- TASK DIRECTIONS:
Copy every line from the material below that holds "Management".

- DATA:
[Start of section]

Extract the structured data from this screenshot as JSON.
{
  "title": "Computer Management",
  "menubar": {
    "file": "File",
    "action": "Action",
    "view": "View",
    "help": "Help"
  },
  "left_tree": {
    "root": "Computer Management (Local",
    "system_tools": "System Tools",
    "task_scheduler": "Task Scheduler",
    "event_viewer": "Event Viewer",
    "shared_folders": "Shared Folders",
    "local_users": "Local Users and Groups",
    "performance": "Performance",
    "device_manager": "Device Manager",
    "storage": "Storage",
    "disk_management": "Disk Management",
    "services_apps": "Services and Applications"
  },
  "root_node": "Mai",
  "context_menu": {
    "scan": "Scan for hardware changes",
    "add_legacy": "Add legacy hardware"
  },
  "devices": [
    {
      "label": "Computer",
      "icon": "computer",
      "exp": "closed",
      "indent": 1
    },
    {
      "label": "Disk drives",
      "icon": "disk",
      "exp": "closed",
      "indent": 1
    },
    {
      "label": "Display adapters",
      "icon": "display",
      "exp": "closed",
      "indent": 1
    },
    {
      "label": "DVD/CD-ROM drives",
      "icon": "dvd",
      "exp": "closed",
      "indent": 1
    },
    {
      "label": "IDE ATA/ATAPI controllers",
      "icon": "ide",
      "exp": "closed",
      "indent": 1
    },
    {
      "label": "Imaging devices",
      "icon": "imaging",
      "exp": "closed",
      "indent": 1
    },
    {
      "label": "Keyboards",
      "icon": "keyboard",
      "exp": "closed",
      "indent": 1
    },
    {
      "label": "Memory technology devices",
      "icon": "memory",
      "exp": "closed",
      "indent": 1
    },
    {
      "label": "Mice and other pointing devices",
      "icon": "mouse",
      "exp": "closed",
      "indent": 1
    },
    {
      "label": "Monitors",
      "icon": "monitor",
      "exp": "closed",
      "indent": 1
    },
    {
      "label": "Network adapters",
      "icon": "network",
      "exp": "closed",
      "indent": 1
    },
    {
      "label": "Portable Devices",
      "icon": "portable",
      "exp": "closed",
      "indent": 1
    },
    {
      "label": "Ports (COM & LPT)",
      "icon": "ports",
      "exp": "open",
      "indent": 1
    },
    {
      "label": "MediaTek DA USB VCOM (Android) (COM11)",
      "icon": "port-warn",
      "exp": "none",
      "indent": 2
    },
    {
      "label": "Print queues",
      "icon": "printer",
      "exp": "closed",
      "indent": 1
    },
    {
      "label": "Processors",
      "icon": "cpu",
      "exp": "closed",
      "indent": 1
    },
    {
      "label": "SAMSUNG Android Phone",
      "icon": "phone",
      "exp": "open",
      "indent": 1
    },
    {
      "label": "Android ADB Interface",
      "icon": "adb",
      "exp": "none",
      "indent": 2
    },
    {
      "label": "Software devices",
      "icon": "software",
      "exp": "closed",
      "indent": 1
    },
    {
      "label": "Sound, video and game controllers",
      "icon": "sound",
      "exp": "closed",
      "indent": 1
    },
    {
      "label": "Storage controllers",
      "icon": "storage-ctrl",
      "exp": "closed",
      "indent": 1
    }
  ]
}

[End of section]

- RESULT OF THIS EXERCISE:
  "title": "Computer Management",
    "root": "Computer Management (Local",
    "disk_management": "Disk Management",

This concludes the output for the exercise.